[TASK GOAL]: Search the entries for the word "settings". Copy every line that holds it.

[GIVEN RECORDS]:
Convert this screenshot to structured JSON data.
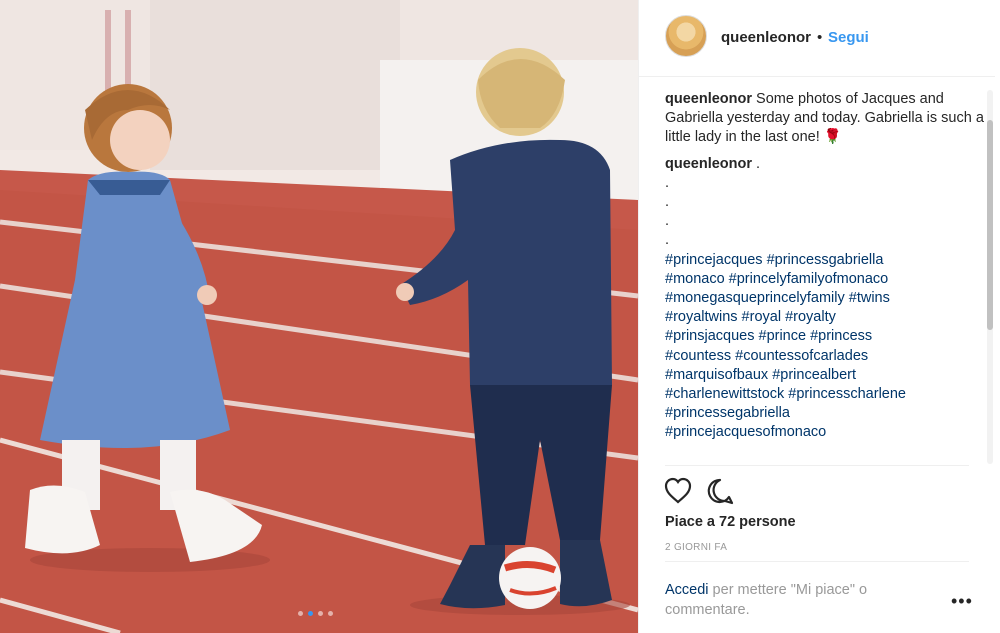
{
  "post": {
    "username": "queenleonor",
    "separator": "•",
    "follow_label": "Segui",
    "carousel": {
      "count": 4,
      "active_index": 1
    }
  },
  "comments": [
    {
      "username": "queenleonor",
      "text": " Some photos of Jacques and Gabriella yesterday and today. Gabriella is such a little lady in the last one! 🌹"
    },
    {
      "username": "queenleonor",
      "text": " ."
    }
  ],
  "dot_lines": [
    ".",
    ".",
    ".",
    "."
  ],
  "hashtag_lines": [
    "#princejacques #princessgabriella",
    "#monaco #princelyfamilyofmonaco",
    "#monegasqueprincelyfamily #twins",
    "#royaltwins #royal #royalty",
    "#prinsjacques #prince #princess",
    "#countess #countessofcarlades",
    "#marquisofbaux #princealbert",
    "#charlenewittstock #princesscharlene",
    "#princessegabriella",
    "#princejacquesofmonaco"
  ],
  "likes_text": "Piace a 72 persone",
  "time_text": "2 GIORNI FA",
  "login": {
    "link": "Accedi",
    "text": " per mettere \"Mi piace\" o commentare."
  },
  "more_label": "•••",
  "icons": {
    "like": "heart-icon",
    "comment": "comment-bubble-icon",
    "more": "more-options-icon"
  },
  "colors": {
    "link_blue": "#3897f0",
    "hashtag": "#003569",
    "track": "#c6584a"
  }
}
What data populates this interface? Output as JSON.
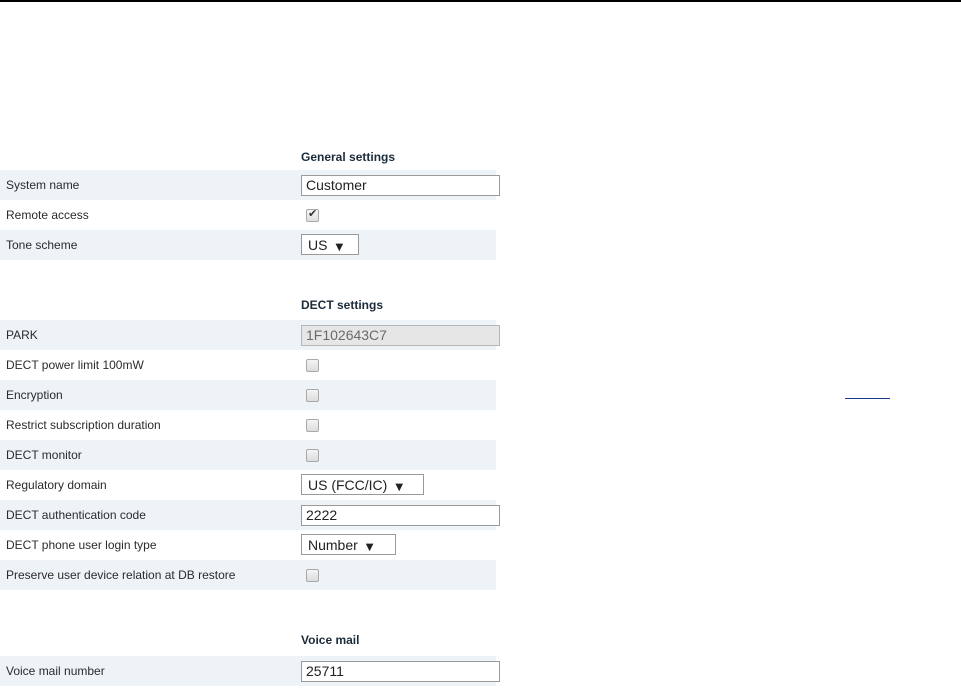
{
  "sections": {
    "general": "General settings",
    "dect": "DECT settings",
    "voicemail": "Voice mail"
  },
  "general": {
    "system_name": {
      "label": "System name",
      "value": "Customer"
    },
    "remote_access": {
      "label": "Remote access",
      "checked": true
    },
    "tone_scheme": {
      "label": "Tone scheme",
      "value": "US"
    }
  },
  "dect": {
    "park": {
      "label": "PARK",
      "value": "1F102643C7"
    },
    "power_limit": {
      "label": "DECT power limit 100mW",
      "checked": false
    },
    "encryption": {
      "label": "Encryption",
      "checked": false
    },
    "restrict_sub": {
      "label": "Restrict subscription duration",
      "checked": false
    },
    "monitor": {
      "label": "DECT monitor",
      "checked": false
    },
    "regulatory": {
      "label": "Regulatory domain",
      "value": "US (FCC/IC)"
    },
    "auth_code": {
      "label": "DECT authentication code",
      "value": "2222"
    },
    "login_type": {
      "label": "DECT phone user login type",
      "value": "Number"
    },
    "preserve": {
      "label": "Preserve user device relation at DB restore",
      "checked": false
    }
  },
  "voicemail": {
    "number": {
      "label": "Voice mail number",
      "value": "25711"
    }
  },
  "icons": {
    "dropdown": "triangle-down-icon",
    "check": "checkmark-icon"
  }
}
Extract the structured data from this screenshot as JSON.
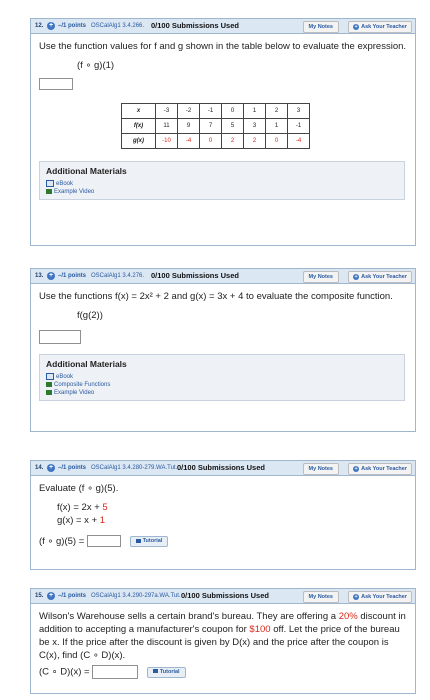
{
  "q12": {
    "num": "12.",
    "points": "–/1 points",
    "code": "OSCalAlg1 3.4.266.",
    "submissions": "0/100 Submissions Used",
    "my_notes": "My Notes",
    "ask_teacher": "Ask Your Teacher",
    "text": "Use the function values for f and g shown in the table below to evaluate the expression.",
    "expression": "(f ∘ g)(1)",
    "table": {
      "x_label": "x",
      "f_label": "f(x)",
      "g_label": "g(x)",
      "x": [
        "-3",
        "-2",
        "-1",
        "0",
        "1",
        "2",
        "3"
      ],
      "f": [
        "11",
        "9",
        "7",
        "5",
        "3",
        "1",
        "-1"
      ],
      "g": [
        "-10",
        "-4",
        "0",
        "2",
        "2",
        "0",
        "-4"
      ]
    },
    "add_materials": "Additional Materials",
    "materials": [
      "eBook",
      "Example Video"
    ]
  },
  "q13": {
    "num": "13.",
    "points": "–/1 points",
    "code": "OSCalAlg1 3.4.276.",
    "submissions": "0/100 Submissions Used",
    "my_notes": "My Notes",
    "ask_teacher": "Ask Your Teacher",
    "text_a": "Use the functions ",
    "f_def": "f(x) = 2x² + 2",
    "and": " and ",
    "g_def": "g(x) = 3x + 4",
    "text_b": " to evaluate the composite function.",
    "expression": "f(g(2))",
    "add_materials": "Additional Materials",
    "materials": [
      "eBook",
      "Composite Functions",
      "Example Video"
    ]
  },
  "q14": {
    "num": "14.",
    "points": "–/1 points",
    "code": "OSCalAlg1 3.4.280-279.WA.Tut.",
    "submissions": "0/100 Submissions Used",
    "my_notes": "My Notes",
    "ask_teacher": "Ask Your Teacher",
    "prompt": "Evaluate",
    "expr": "(f ∘ g)(5).",
    "f_line_a": "f(x) = 2x + ",
    "f_line_red": "5",
    "g_line_a": "g(x) = x + ",
    "g_line_red": "1",
    "answer_label": "(f ∘ g)(5) =",
    "tutorial": "Tutorial"
  },
  "q15": {
    "num": "15.",
    "points": "–/1 points",
    "code": "OSCalAlg1 3.4.290-297a.WA.Tut.",
    "submissions": "0/100 Submissions Used",
    "my_notes": "My Notes",
    "ask_teacher": "Ask Your Teacher",
    "t1": "Wilson's Warehouse sells a certain brand's bureau. They are offering a ",
    "pct": "20%",
    "t2": " discount in addition to accepting a manufacturer's coupon for ",
    "amt": "$100",
    "t3": " off. Let the price of the bureau be x. If the price after the discount is given by D(x) and the price after the coupon is C(x), find (C ∘ D)(x).",
    "answer_label": "(C ∘ D)(x) =",
    "tutorial": "Tutorial"
  }
}
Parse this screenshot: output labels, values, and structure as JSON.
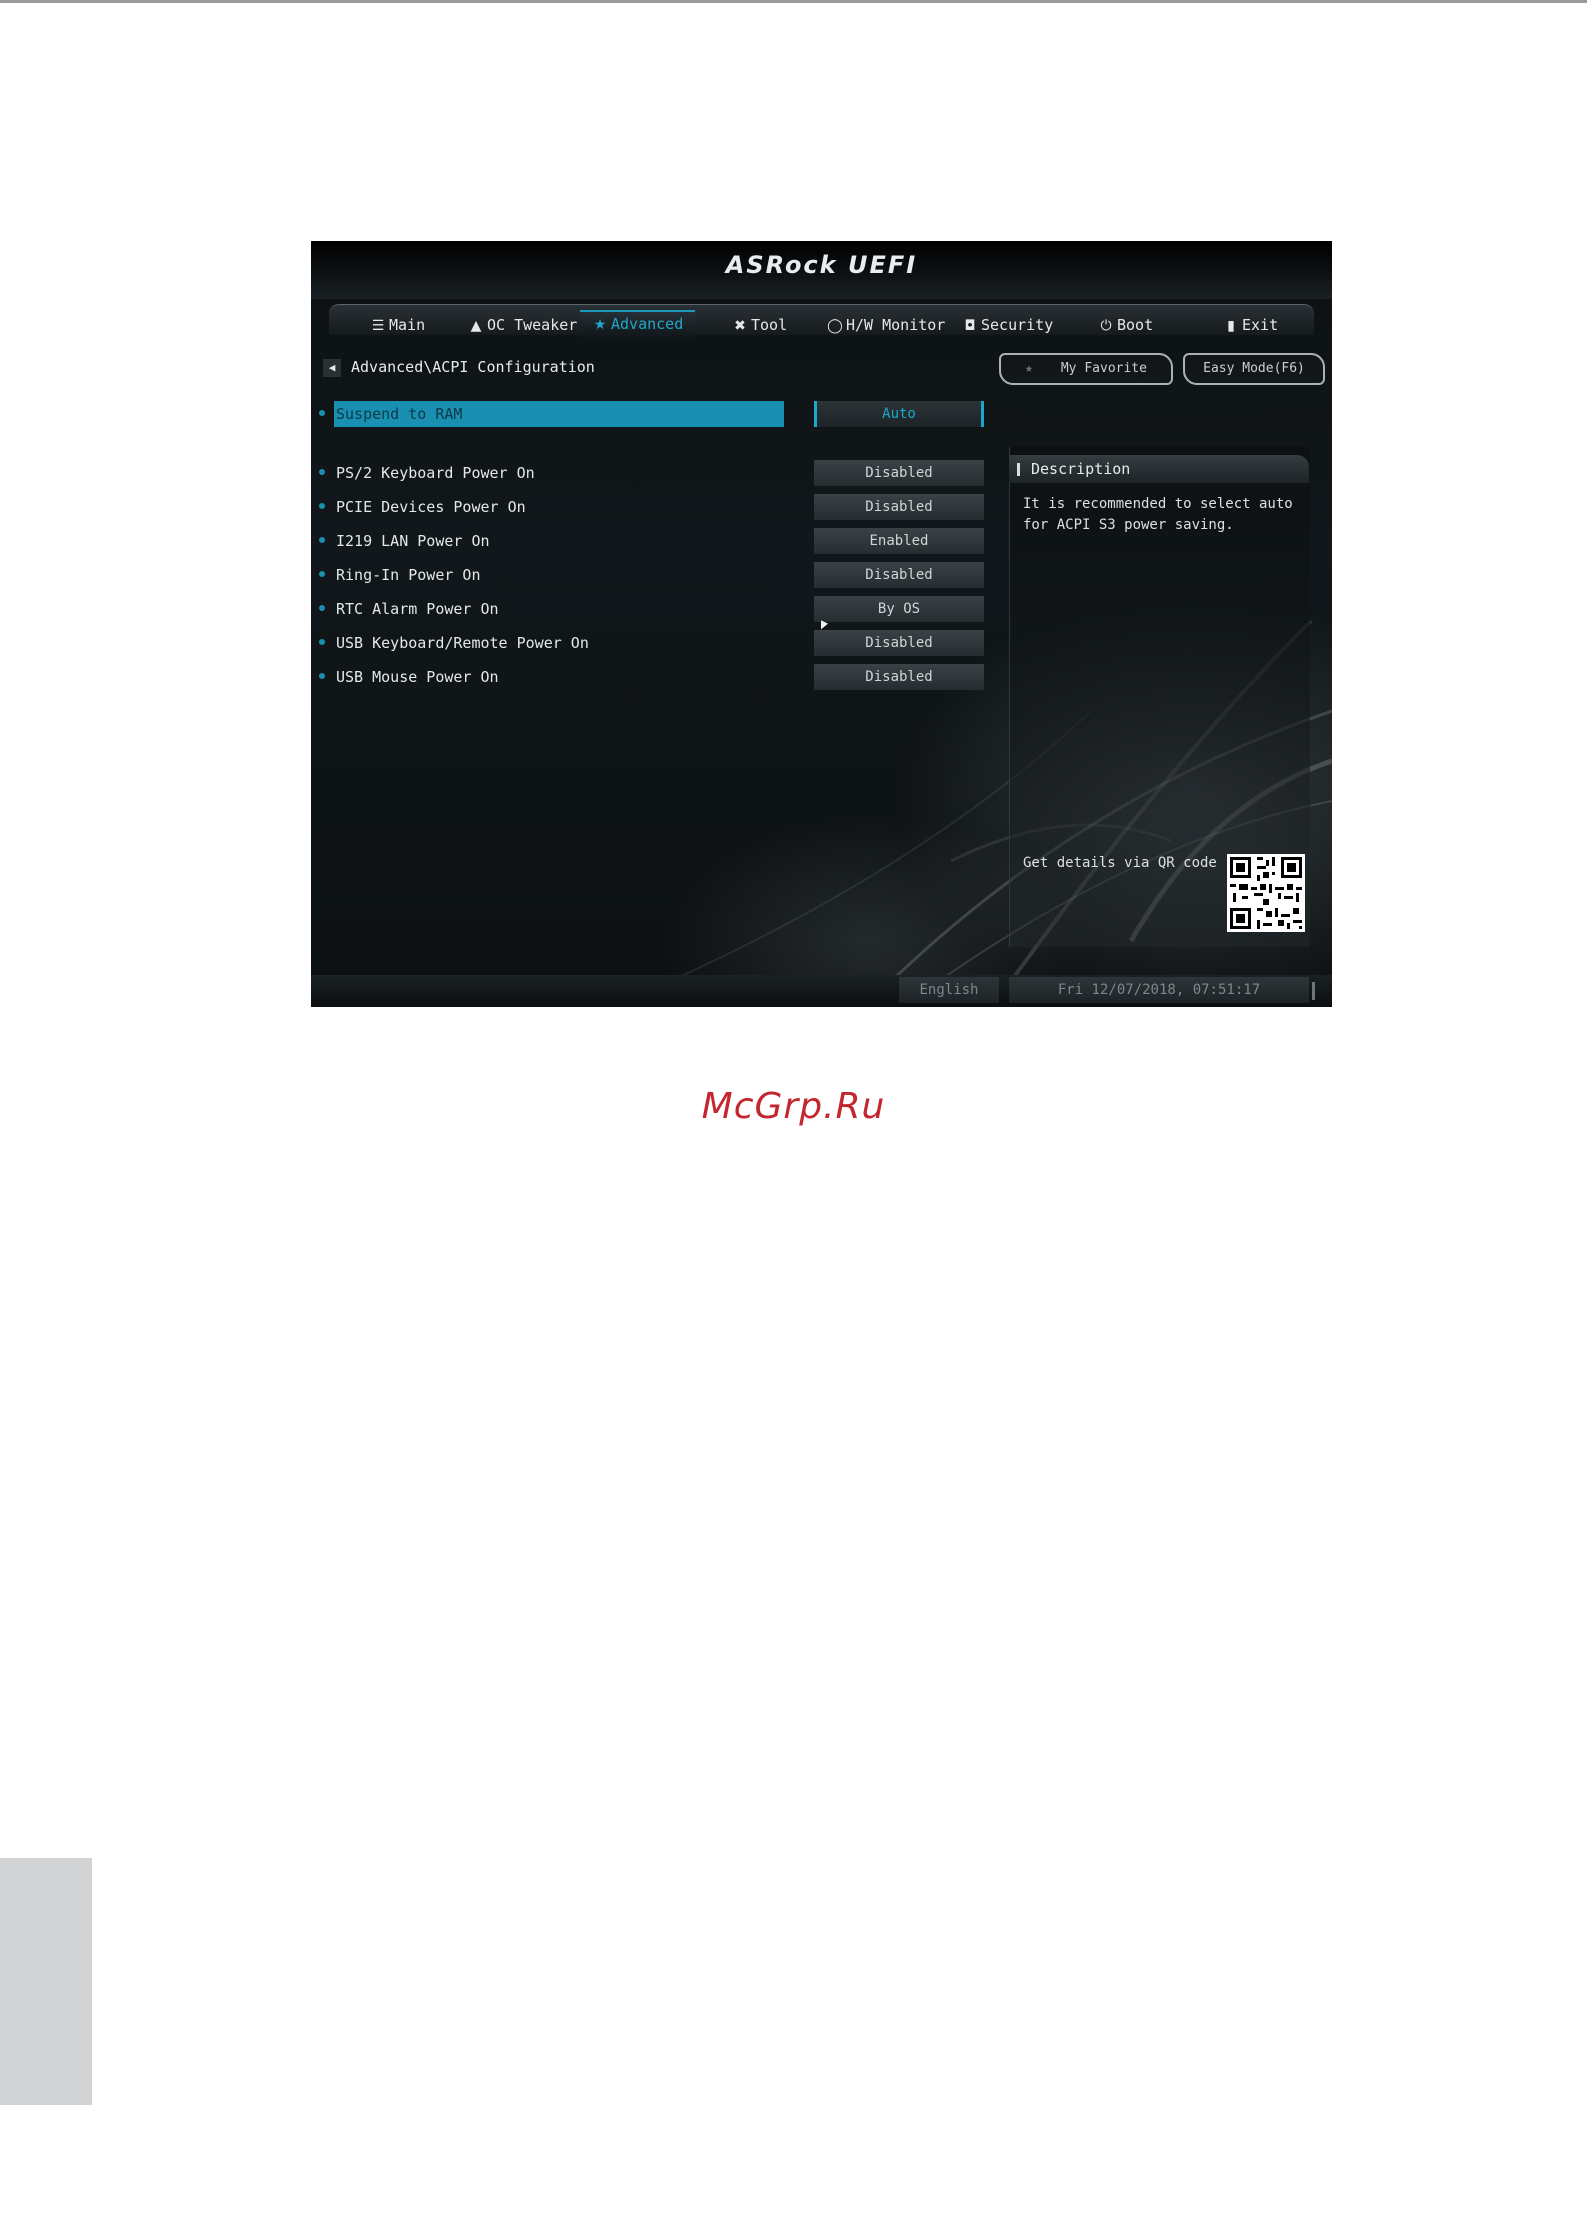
{
  "uefi": {
    "brand": "ASRock UEFI",
    "tabs": [
      {
        "label": "Main",
        "icon": "list-icon",
        "glyph": "☰"
      },
      {
        "label": "OC Tweaker",
        "icon": "flame-icon",
        "glyph": "▲"
      },
      {
        "label": "Advanced",
        "icon": "star-icon",
        "glyph": "★"
      },
      {
        "label": "Tool",
        "icon": "wrench-icon",
        "glyph": "✖"
      },
      {
        "label": "H/W Monitor",
        "icon": "monitor-icon",
        "glyph": "◯"
      },
      {
        "label": "Security",
        "icon": "shield-icon",
        "glyph": "◘"
      },
      {
        "label": "Boot",
        "icon": "power-icon",
        "glyph": "⏻"
      },
      {
        "label": "Exit",
        "icon": "exit-icon",
        "glyph": "▮"
      }
    ],
    "active_tab": "Advanced",
    "breadcrumb": "Advanced\\ACPI Configuration",
    "my_favorite": "My Favorite",
    "easy_mode": "Easy Mode(F6)",
    "settings": [
      {
        "label": "Suspend to RAM",
        "value": "Auto",
        "selected": true
      },
      {
        "label": "PS/2 Keyboard Power On",
        "value": "Disabled"
      },
      {
        "label": "PCIE Devices Power On",
        "value": "Disabled"
      },
      {
        "label": "I219 LAN Power On",
        "value": "Enabled"
      },
      {
        "label": "Ring-In Power On",
        "value": "Disabled"
      },
      {
        "label": "RTC Alarm Power On",
        "value": "By OS"
      },
      {
        "label": "USB Keyboard/Remote Power On",
        "value": "Disabled"
      },
      {
        "label": "USB Mouse Power On",
        "value": "Disabled"
      }
    ],
    "description": {
      "title": "Description",
      "text": "It is recommended to select auto\nfor ACPI S3 power saving.",
      "qr_label": "Get details via QR code"
    },
    "status": {
      "language": "English",
      "datetime": "Fri 12/07/2018, 07:51:17"
    },
    "colors": {
      "accent": "#198fb1",
      "background": "#0f1417"
    }
  },
  "watermark": "McGrp.Ru"
}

[YOUR RESPONSE]:
    "general": "General settings",
    "dect": "DECT settings",
    "settings": [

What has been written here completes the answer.